June 2009 was our majority shareholders’ finest hour.
With the club in crisis, a divided squad lacking in hunger and motivation, and a manager whose serial incompetence would be so conspicuously exposed by Paul Lambert’s well-drilled Colchester United two months later, Delia and Michael acted.
In the appointment of David McNally, they recruited an astute pragmatist – a prudent individual with a long-term vision for success. A shrewd operator, it was McNally who pioneered the success of the Lambert years, ruthlessly removing the Scot from Colchester’s clutches and forcing him north into Nelson’s county. The Great Train Robbers of 1963 would have been proud of such a heist.
Success ensued. One promotion brought another, and the McNally-inspired-institution remained in the top flight under his diligent leadership for a further two seasons before inept recruitment proved our downfall.
We shall never forget the glory and jubilation of the Lambert years.
Almost a decade on from his appointment, our loyal owners must delineate such similar principles of sagacity and wisdom. They must appoint a successor for the divisive Jez Moxey with the shrewdness of McNally, a character who possesses the requisite hunger and motivation to instigate a prolonged period of City success.
Visibility is key. Moxey represented the fundamental antithesis of his predecessor, appearing inaccessible and unapproachable compared to the more open and interactive McNally. Such a lack of exposure was so palpably revealed in his startlingly sanitised in-house interview following December’s defeat to Huddersfield.
McNally had his flaws. The bizarrely announced resignation via social media aside, his decision to publicly undermine the reign of Chris Hughton through the announcement that he was searching for potential replacements was far from his finest hour. Such impetuousness is not what this club needs.

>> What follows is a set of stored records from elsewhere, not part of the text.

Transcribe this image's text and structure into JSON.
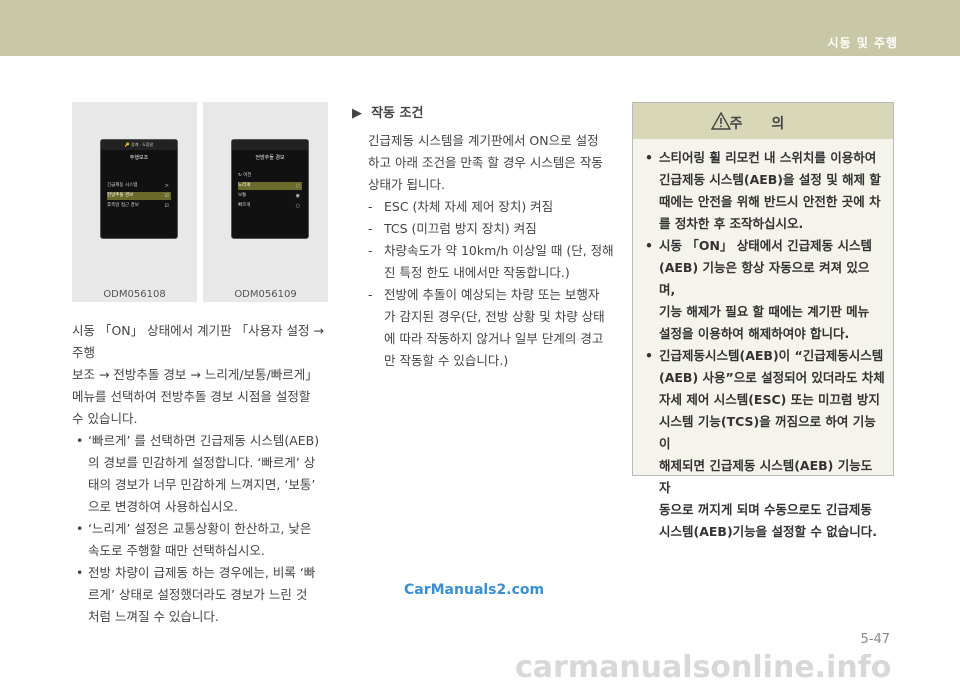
{
  "header": {
    "title": "시동 및 주행"
  },
  "page_number": "5-47",
  "images": [
    {
      "caption": "ODM056108",
      "screen_top": "🔑 경계 · 도움말",
      "screen_title": "주행보조",
      "rows": [
        "긴급제동 시스템",
        "전방추돌 경보",
        "후측방 접근 경보"
      ],
      "marks": [
        ">",
        "☑",
        "☑"
      ]
    },
    {
      "caption": "ODM056109",
      "screen_top": "",
      "screen_title": "전방추돌 경보",
      "rows": [
        "↻ 이전",
        "느리게",
        "보통",
        "빠르게"
      ],
      "marks": [
        "",
        "○",
        "◉",
        "○"
      ]
    }
  ],
  "left_text": {
    "intro": [
      "시동 「ON」 상태에서 계기판 「사용자 설정 →주행",
      "보조 → 전방추돌 경보 → 느리게/보통/빠르게」",
      "메뉴를 선택하여 전방추돌 경보 시점을 설정할",
      "수 있습니다."
    ],
    "bullets": [
      [
        "‘빠르게’ 를 선택하면 긴급제동 시스템(AEB)",
        "의 경보를 민감하게 설정합니다. ‘빠르게’ 상",
        "태의 경보가 너무 민감하게 느껴지면, ‘보통’",
        "으로 변경하여 사용하십시오."
      ],
      [
        "‘느리게’ 설정은 교통상황이 한산하고, 낮은",
        "속도로 주행할 때만 선택하십시오."
      ],
      [
        "전방 차량이 급제동 하는 경우에는, 비록 ‘빠",
        "르게’ 상태로 설정했더라도 경보가 느린 것",
        "처럼 느껴질 수 있습니다."
      ]
    ]
  },
  "section": {
    "arrow": "▶",
    "title": "작동 조건",
    "intro": [
      "긴급제동 시스템을 계기판에서 ON으로 설정",
      "하고 아래 조건을 만족 할 경우 시스템은 작동",
      "상태가 됩니다."
    ],
    "items": [
      [
        "ESC (차체 자세 제어 장치) 켜짐"
      ],
      [
        "TCS (미끄럼 방지 장치) 켜짐"
      ],
      [
        "차량속도가 약 10km/h 이상일 때 (단, 정해",
        "진 특정 한도 내에서만 작동합니다.)"
      ],
      [
        "전방에 추돌이 예상되는 차량 또는 보행자",
        "가 감지된 경우(단, 전방 상황 및 차량 상태",
        "에 따라 작동하지 않거나 일부 단계의 경고",
        "만 작동할 수 있습니다.)"
      ]
    ]
  },
  "caution": {
    "title": "주 의",
    "bullets": [
      [
        "스티어링 휠 리모컨 내 스위치를 이용하여",
        "긴급제동 시스템(AEB)을 설정 및 해제 할",
        "때에는 안전을 위해 반드시 안전한 곳에 차",
        "를 정차한 후 조작하십시오."
      ],
      [
        "시동 「ON」 상태에서 긴급제동 시스템",
        "(AEB) 기능은 항상 자동으로 켜져 있으며,",
        "기능 해제가 필요 할 때에는 계기판 메뉴",
        "설정을 이용하여 해제하여야 합니다."
      ],
      [
        "긴급제동시스템(AEB)이 “긴급제동시스템",
        "(AEB) 사용”으로 설정되어 있더라도 차체",
        "자세 제어 시스템(ESC) 또는 미끄럼 방지",
        "시스템 기능(TCS)을 꺼짐으로 하여 기능이",
        "해제되면 긴급제동 시스템(AEB) 기능도 자",
        "동으로 꺼지게 되며 수동으로도 긴급제동",
        "시스템(AEB)기능을 설정할 수 없습니다."
      ]
    ]
  },
  "watermarks": {
    "primary": "CarManuals2.com",
    "secondary": "carmanualsonline.info"
  }
}
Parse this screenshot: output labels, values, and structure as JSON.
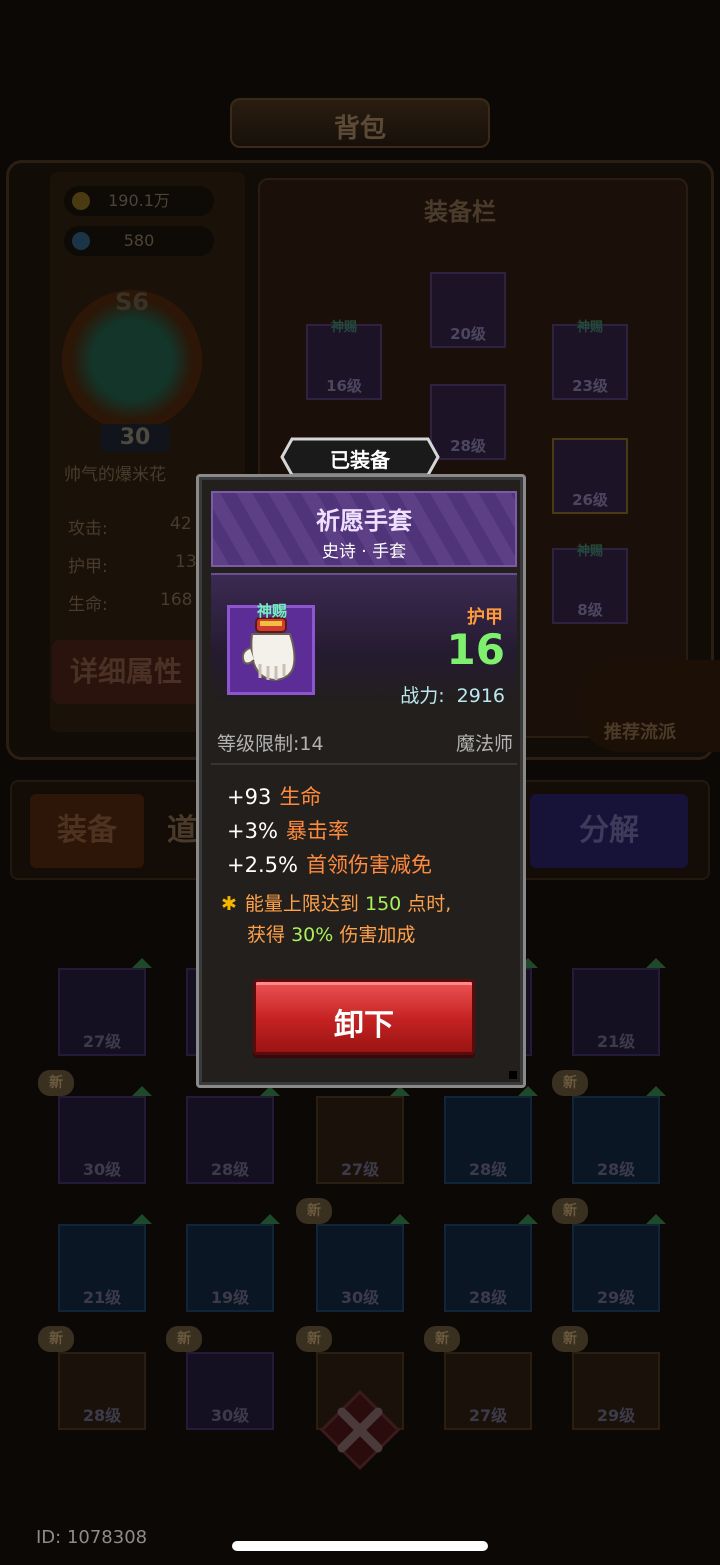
{
  "header": {
    "title": "背包"
  },
  "currency": {
    "gold": "190.1万",
    "gems": "580"
  },
  "character": {
    "rank": "S6",
    "level": "30",
    "name": "帅气的爆米花",
    "stats": [
      {
        "label": "攻击:",
        "value": "42"
      },
      {
        "label": "护甲:",
        "value": "13"
      },
      {
        "label": "生命:",
        "value": "168"
      }
    ],
    "detail_button": "详细属性"
  },
  "equip_panel": {
    "title": "装备栏",
    "slots": [
      {
        "level": "20级",
        "tag": ""
      },
      {
        "level": "16级",
        "tag": "神赐"
      },
      {
        "level": "23级",
        "tag": "神赐"
      },
      {
        "level": "28级",
        "tag": ""
      },
      {
        "level": "26级",
        "tag": ""
      },
      {
        "level": "8级",
        "tag": "神赐"
      }
    ],
    "recommend_label": "推荐流派"
  },
  "tabs": {
    "equipment": "装备",
    "items": "道",
    "decompose": "分解"
  },
  "inventory": [
    {
      "level": "27级",
      "new": ""
    },
    {
      "level": "",
      "new": ""
    },
    {
      "level": "",
      "new": ""
    },
    {
      "level": "",
      "new": ""
    },
    {
      "level": "21级",
      "new": ""
    },
    {
      "level": "30级",
      "new": "新"
    },
    {
      "level": "28级",
      "new": ""
    },
    {
      "level": "27级",
      "new": ""
    },
    {
      "level": "28级",
      "new": ""
    },
    {
      "level": "28级",
      "new": "新"
    },
    {
      "level": "21级",
      "new": ""
    },
    {
      "level": "19级",
      "new": ""
    },
    {
      "level": "30级",
      "new": "新"
    },
    {
      "level": "28级",
      "new": ""
    },
    {
      "level": "29级",
      "new": "新"
    },
    {
      "level": "28级",
      "new": "新"
    },
    {
      "level": "30级",
      "new": "新"
    },
    {
      "level": "",
      "new": "新"
    },
    {
      "level": "27级",
      "new": "新"
    },
    {
      "level": "29级",
      "new": "新"
    }
  ],
  "popup": {
    "equipped_label": "已装备",
    "item_name": "祈愿手套",
    "item_type": "史诗 · 手套",
    "divine_tag": "神赐",
    "item_icon": "glove-icon",
    "main_stat_name": "护甲",
    "main_stat_value": "16",
    "power_label": "战力:",
    "power_value": "2916",
    "level_req": "等级限制:14",
    "class_req": "魔法师",
    "bonuses": [
      {
        "value": "+93",
        "name": "生命"
      },
      {
        "value": "+3%",
        "name": "暴击率"
      },
      {
        "value": "+2.5%",
        "name": "首领伤害减免"
      }
    ],
    "special": {
      "part1": "能量上限达到",
      "threshold": "150",
      "part2": "点时,",
      "part3": "获得",
      "bonus": "30%",
      "part4": "伤害加成"
    },
    "unequip_button": "卸下"
  },
  "footer": {
    "id_text": "ID: 1078308"
  },
  "colors": {
    "epic_purple": "#5d3f86",
    "stat_orange": "#ff9a3c",
    "stat_green": "#7ff06d",
    "button_red": "#c32121"
  }
}
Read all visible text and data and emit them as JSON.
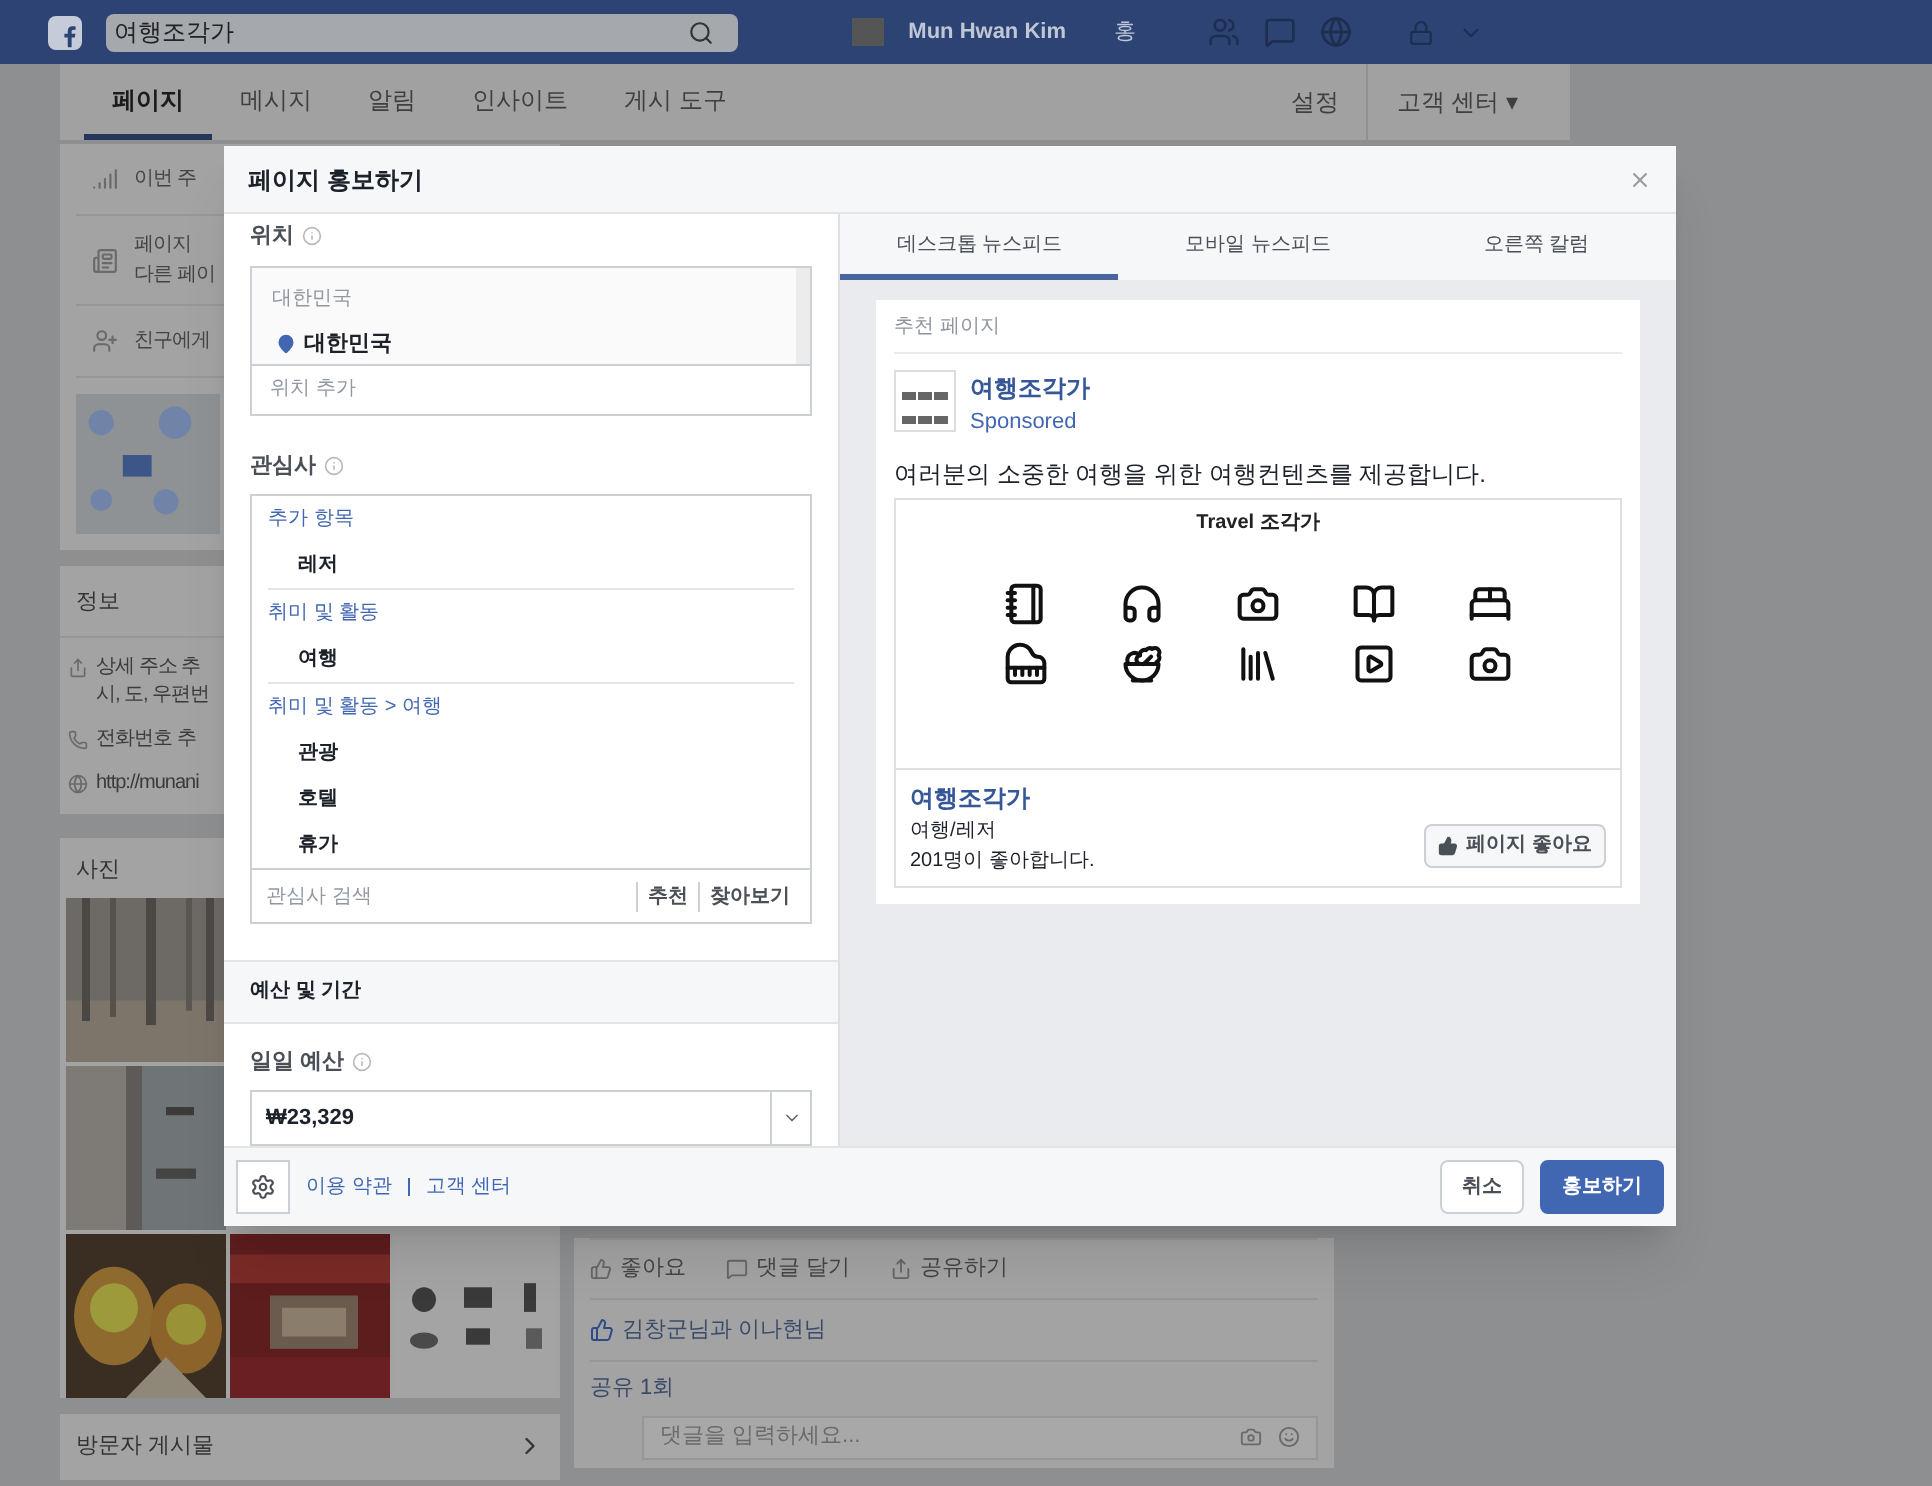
{
  "topbar": {
    "search_value": "여행조각가",
    "user_name": "Mun Hwan Kim",
    "user_short": "홍"
  },
  "page_nav": {
    "tabs": [
      {
        "label": "페이지",
        "selected": true
      },
      {
        "label": "메시지",
        "selected": false
      },
      {
        "label": "알림",
        "selected": false
      },
      {
        "label": "인사이트",
        "selected": false
      },
      {
        "label": "게시 도구",
        "selected": false
      }
    ],
    "settings": "설정",
    "help": "고객 센터 ▾"
  },
  "left_column": {
    "activity": [
      {
        "kind": "chart",
        "lines": [
          "이번 주"
        ]
      },
      {
        "kind": "page",
        "lines": [
          "페이지",
          "다른 페이"
        ]
      },
      {
        "kind": "invite",
        "lines": [
          "친구에게"
        ]
      }
    ],
    "info": {
      "title": "정보",
      "items": [
        {
          "kind": "address",
          "lines": [
            "상세 주소 추",
            "시, 도, 우편번"
          ]
        },
        {
          "kind": "phone",
          "lines": [
            "전화번호 추"
          ]
        },
        {
          "kind": "web",
          "lines": [
            "http://munani"
          ]
        }
      ]
    },
    "photos": {
      "title": "사진"
    },
    "visitor_posts": {
      "title": "방문자 게시물"
    }
  },
  "post": {
    "actions": [
      "좋아요",
      "댓글 달기",
      "공유하기"
    ],
    "likes": "김창군님과 이나현님",
    "shares": "공유 1회",
    "comment_placeholder": "댓글을 입력하세요..."
  },
  "modal": {
    "title": "페이지 홍보하기",
    "location": {
      "label": "위치",
      "header": "대한민국",
      "selected": "대한민국",
      "placeholder": "위치 추가"
    },
    "interests": {
      "label": "관심사",
      "groups": [
        {
          "heading": "추가 항목",
          "items": [
            "레저"
          ]
        },
        {
          "heading": "취미 및 활동",
          "items": [
            "여행"
          ]
        },
        {
          "heading": "취미 및 활동 > 여행",
          "items": [
            "관광",
            "호텔",
            "휴가"
          ]
        }
      ],
      "search_placeholder": "관심사 검색",
      "links": [
        "추천",
        "찾아보기"
      ]
    },
    "budget_section": "예산 및 기간",
    "daily_budget": {
      "label": "일일 예산",
      "value": "₩23,329"
    },
    "footer_links": [
      "이용 약관",
      "고객 센터"
    ],
    "buttons": [
      {
        "label": "취소",
        "kind": "secondary"
      },
      {
        "label": "홍보하기",
        "kind": "primary"
      }
    ],
    "preview_tabs": [
      {
        "label": "데스크톱 뉴스피드",
        "selected": true
      },
      {
        "label": "모바일 뉴스피드",
        "selected": false
      },
      {
        "label": "오른쪽 칼럼",
        "selected": false
      }
    ],
    "preview": {
      "header": "추천 페이지",
      "page_name": "여행조각가",
      "sponsored": "Sponsored",
      "text": "여러분의 소중한 여행을 위한 여행컨텐츠를 제공합니다.",
      "image_title": "Travel 조각가",
      "footer_name": "여행조각가",
      "category": "여행/레저",
      "likes": "201명이 좋아합니다.",
      "like_button": "페이지 좋아요"
    }
  }
}
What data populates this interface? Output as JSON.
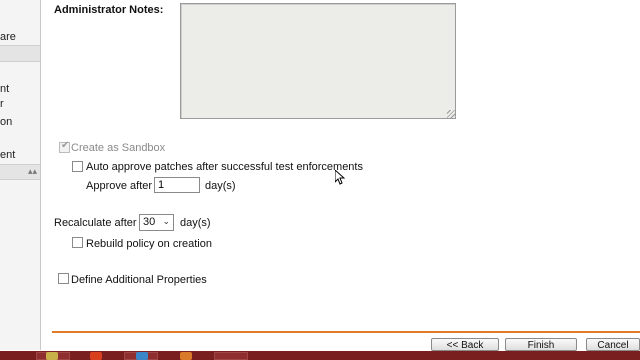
{
  "sidebar": {
    "items": [
      "are",
      "nt",
      "r",
      "on",
      "ent"
    ]
  },
  "form": {
    "admin_notes_label": "Administrator Notes:",
    "admin_notes_value": "",
    "create_sandbox_label": "Create as Sandbox",
    "create_sandbox_checked": true,
    "auto_approve_label": "Auto approve patches after successful test enforcements",
    "approve_after_label": "Approve after",
    "approve_after_value": "1",
    "approve_after_unit": "day(s)",
    "recalculate_label": "Recalculate after",
    "recalculate_value": "30",
    "recalculate_unit": "day(s)",
    "rebuild_policy_label": "Rebuild policy on creation",
    "define_props_label": "Define Additional Properties"
  },
  "footer": {
    "back_label": "<< Back",
    "finish_label": "Finish",
    "cancel_label": "Cancel"
  },
  "colors": {
    "accent_line": "#e07b2a",
    "taskbar": "#7a1f1f"
  }
}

It was McNally’s efficacy as an operator that we shall remember, however. His ability to secure the services of Lambert, to sign the talismanic Grant Holt, to oversee the construction of a squad who were capable of achieving such memorable and remarkable things.
I don’t want him back. Alternatively, the presence of a fresh chief executive who does not possess the ego of Moxey and is instead open, visible and benevolent with our loyal supporters is sacrosanct.
Our new CEO must also be bolder than Moxey, determining his actions and decisions based on circumstances rather than steadfastly sticking to his undesirable principles. City’s season may be slowly turning a considerable corner, but the fact remains that Alex Neil should, in my opinion, have lost his job weeks ago. Moxey failed to act.
While his successor may not have a vital role to play in the subsequent developments of this current season – that is up to Alex Neil and his players – his influence in terms of the long-term future of the club will be critical.
Rather than the unspecific and unnecessarily vague plans for ‘promotion, promotion, promotion’, he needs to have a more direct and step-by-step vision for success.
City need to get back to the top flight. The well-documented and lucrative television deal that manifests itself the season after next is ominously looming, and we are all aware of how financially detrimental a prolonged Championship spell will be for our club. We need a plan and fast.
It will be up to the new CEO to derive and execute this. He must quickly draw up an efficient and viable formula for success, providing a sustainable model for City to launch an assault on this increasingly draining and turbulent division.
Although such a progression may be impossible in this campaign – but, you never know – his role in prudently planning for a crucial season next year will be – to appropriate the words of Lambert – colossal.
City need a visible, accessible pragmatist with a long-term ambition for success. We need a man who cares, not a figure such as Moxey whose apathy and unwavering sense of contempt towards fans and their views became conspicuous on so many occasions.
On the field, defensive frailties are still yet to be fully eroded, and new recruit Yanic Wildschut has struggled so far. The arrival of Mitchell Dijks however appears a canny piece of management and hopes of snatching a fifth or sixth place finish off the likes of Sheffield Wednesday or Leeds remain tenuously intact, particularly following Saturday’s demolition of Nottingham Forest.
What our new CEO will inherit once he arrives is unclear. Similarly unclear is the timing of the announcement, with interim position-holder Steve Stone inevitably awaiting such a decision with anticipation. The prospect of a more external candidate remains a possibility.
When the time comes, however, Delia and Michael must act wisely. Our beloved club cannot dither in The Championship, embracing mediocrity and lacking the sufficient enterprise and hunger to make a return to the top flight.
We must fight. The presence of an adept chief executive will facilitate this, a character who is willing to be decisive and make the big and sometimes contentious decisions.
And so we wait. Fans crave benignity, visibility and interaction. A bold figure who makes efficient and effective decisions. McNally had it.
Eight years on from his appointment, it’s now time for our loyal owners to deliver such a figure again.